In preparation for a trip to Virginia two weeks ago, I was most excited to eat at Peter Chang’s, a new restaurant recently opened by the famous peripatetic master of Chinese cuisine, whose sudden disappearances and movements have been tracked by foodies across the country, including Calvin Trillin in the New Yorker magazine. Chang has recently opened restaurants in Charlottesville, Richmond, and Williamsburg – three cities I just happened to be visiting.
While I can assure you this was a coincidence, I’ll happily admit that his restaurants graced my itinerary three times over a four day stretch.
What are your favorite Southern specialties? What about out-of-region surprises?

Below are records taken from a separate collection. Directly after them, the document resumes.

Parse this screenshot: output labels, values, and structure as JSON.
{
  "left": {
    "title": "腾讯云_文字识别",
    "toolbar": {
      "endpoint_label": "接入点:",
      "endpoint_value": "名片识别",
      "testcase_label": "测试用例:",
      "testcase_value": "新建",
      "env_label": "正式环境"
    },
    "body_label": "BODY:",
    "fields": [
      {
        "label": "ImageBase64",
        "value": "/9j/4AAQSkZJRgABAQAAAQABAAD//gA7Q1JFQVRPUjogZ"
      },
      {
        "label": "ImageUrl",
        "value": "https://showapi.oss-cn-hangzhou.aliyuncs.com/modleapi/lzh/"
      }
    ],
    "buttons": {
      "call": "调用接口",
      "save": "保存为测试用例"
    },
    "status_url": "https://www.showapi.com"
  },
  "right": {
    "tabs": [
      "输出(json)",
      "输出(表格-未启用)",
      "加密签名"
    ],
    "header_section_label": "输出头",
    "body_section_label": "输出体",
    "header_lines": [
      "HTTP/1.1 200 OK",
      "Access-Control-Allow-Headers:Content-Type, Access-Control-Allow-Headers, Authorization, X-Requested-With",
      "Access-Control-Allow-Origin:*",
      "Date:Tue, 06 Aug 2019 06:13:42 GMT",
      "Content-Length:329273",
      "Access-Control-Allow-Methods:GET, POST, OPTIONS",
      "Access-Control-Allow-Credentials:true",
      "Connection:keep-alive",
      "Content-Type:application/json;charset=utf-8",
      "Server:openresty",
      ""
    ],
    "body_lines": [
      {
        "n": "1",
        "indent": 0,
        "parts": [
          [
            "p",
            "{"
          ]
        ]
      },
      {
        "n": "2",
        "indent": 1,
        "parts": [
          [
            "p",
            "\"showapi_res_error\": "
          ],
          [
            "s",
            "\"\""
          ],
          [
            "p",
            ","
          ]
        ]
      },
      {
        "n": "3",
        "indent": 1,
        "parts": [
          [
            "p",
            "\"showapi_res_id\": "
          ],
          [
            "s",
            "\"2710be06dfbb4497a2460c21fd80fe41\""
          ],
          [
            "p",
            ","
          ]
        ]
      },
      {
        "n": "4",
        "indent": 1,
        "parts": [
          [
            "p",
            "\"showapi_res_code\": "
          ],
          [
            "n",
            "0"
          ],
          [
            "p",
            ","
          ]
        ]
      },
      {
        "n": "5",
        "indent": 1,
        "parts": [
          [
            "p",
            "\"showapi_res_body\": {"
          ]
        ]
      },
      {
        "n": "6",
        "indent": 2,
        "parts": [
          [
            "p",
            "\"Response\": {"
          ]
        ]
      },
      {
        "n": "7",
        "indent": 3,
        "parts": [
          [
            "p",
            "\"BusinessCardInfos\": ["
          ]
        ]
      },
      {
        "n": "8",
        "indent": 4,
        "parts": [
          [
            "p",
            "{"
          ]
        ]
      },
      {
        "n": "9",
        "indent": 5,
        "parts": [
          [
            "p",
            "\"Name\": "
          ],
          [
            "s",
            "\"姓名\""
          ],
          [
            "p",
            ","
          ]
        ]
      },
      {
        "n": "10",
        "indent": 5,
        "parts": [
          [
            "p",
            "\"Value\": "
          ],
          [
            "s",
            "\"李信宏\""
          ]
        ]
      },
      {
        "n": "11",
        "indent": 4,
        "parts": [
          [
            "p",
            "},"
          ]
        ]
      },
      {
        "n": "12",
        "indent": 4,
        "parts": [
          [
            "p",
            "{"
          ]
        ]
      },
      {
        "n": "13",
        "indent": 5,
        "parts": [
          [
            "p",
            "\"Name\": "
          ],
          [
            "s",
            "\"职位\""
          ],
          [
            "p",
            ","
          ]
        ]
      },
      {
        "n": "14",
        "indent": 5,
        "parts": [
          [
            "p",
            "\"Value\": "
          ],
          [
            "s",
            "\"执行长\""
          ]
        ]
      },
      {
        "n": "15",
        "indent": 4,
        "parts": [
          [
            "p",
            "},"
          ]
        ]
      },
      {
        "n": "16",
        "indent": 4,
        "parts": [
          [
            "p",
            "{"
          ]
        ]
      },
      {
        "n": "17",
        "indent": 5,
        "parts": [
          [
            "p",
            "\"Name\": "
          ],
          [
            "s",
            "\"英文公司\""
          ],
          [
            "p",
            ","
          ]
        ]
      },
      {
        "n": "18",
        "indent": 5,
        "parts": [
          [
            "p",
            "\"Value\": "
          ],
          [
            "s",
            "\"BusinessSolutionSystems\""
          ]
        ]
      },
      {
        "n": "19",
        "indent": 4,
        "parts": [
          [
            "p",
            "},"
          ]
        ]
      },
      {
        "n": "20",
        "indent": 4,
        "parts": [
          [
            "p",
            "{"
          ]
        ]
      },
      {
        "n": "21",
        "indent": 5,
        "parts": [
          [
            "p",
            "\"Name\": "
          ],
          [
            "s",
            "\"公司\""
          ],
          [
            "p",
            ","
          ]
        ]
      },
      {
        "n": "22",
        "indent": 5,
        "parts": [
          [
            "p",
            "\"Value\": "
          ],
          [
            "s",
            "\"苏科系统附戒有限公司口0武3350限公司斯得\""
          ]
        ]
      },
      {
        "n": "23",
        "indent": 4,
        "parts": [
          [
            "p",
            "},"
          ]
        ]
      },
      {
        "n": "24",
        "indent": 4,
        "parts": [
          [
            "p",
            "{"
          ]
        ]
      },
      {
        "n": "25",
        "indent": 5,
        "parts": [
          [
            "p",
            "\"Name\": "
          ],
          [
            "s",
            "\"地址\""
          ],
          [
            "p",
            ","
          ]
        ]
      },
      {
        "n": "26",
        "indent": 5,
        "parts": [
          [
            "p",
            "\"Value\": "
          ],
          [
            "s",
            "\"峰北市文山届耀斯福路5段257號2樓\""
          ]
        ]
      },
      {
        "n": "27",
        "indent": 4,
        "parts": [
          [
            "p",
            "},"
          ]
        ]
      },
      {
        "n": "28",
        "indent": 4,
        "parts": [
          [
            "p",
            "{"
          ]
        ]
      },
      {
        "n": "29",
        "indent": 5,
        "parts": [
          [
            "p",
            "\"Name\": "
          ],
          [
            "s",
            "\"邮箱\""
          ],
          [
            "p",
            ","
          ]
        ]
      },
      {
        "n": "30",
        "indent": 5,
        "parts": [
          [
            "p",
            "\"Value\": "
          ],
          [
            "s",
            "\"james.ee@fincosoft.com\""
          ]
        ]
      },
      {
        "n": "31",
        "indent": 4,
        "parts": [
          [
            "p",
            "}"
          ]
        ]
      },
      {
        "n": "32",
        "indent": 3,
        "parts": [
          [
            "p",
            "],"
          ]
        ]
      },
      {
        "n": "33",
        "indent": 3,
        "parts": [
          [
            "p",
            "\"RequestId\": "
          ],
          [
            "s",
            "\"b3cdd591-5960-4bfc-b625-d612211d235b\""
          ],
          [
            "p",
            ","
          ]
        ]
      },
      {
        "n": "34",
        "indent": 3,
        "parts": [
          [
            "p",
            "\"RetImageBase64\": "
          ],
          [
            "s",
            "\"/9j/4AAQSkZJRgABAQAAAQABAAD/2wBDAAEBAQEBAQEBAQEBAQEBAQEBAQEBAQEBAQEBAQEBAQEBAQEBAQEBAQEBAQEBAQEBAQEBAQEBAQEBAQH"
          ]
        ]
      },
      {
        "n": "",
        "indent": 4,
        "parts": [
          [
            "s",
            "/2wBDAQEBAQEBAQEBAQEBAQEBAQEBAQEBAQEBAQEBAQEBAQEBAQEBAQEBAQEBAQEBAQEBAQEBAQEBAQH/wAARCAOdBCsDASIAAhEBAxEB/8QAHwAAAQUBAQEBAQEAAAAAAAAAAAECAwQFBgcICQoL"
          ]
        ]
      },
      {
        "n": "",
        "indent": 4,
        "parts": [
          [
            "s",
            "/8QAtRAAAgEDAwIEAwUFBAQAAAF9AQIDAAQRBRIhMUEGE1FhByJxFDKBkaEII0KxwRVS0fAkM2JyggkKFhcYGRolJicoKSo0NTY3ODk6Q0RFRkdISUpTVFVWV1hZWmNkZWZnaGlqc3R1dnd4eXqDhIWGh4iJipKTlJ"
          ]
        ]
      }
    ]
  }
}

When historians write about social or political transformation, they often make a distinction between “change from above” and “change from below.” Change from above comes directly from the leadership—Franklin Roosevelt and the New Deal is a good example. Change from below is brought about by the efforts of regular people, whether directly from their actions or as a result of pressures brought to bear on those in power. The Civil Rights Movement is an especially compelling example of this. In researching the Jewish history of Louisville, Kentucky, I found a fascinating instance of “change from below” that literally came from above.
Keneseth Israel was created in 1926 from the merger of Louisville’s two oldest Orthodox congregations, both of which had been established by Jewish immigrants from Eastern Europe in the late 19th century. By the mid-20th century, a new generation of members had begun to chafe under the requirements of strict Orthodoxy. After World War II, the younger members of the congregation, especially its women, began to push for mixed-gender seating. In 1950, a group of female members, who normally sat in the synagogue balcony, held “sit-down strikes” in the downstairs men’s section during services. During one of these demonstrations, the police were called to restore order, and some members threatened a court injunction to stop the protests. Keneseth Israel’s Rabbi Benjamin Brilliant supported the traditionalists and refused to continue services while women were sitting in the men’s section.
Finally, the board sought to strike a compromise by allowing women to sit on the main floor of the sanctuary separated from the men by a mechitza, though this solution did not satisfy the protestors. Finally, after Rabbi Brilliant left Keneseth Israel in 1952, the congregation voted to institute mixed seating in the middle section of the sanctuary, with separate sections for men and women at the sides. Over the years, the congregation would continue to struggle with how to balance traditional Judaism with the demands of the modern world. Later, Keneseth Israel affiliated with the Conservative Movement and become fully egalitarian.
It’s quite remarkable that thirteen years before Betty Friedan published of The Feminine Mystique, which helped spark the second wave of American feminism, the women of Keneseth Israel decided to challenge the gender inequality of their congregation in such a direct way. Their effort is a perfect example of how most social change comes from pressure from below, even if it actually comes from the balcony!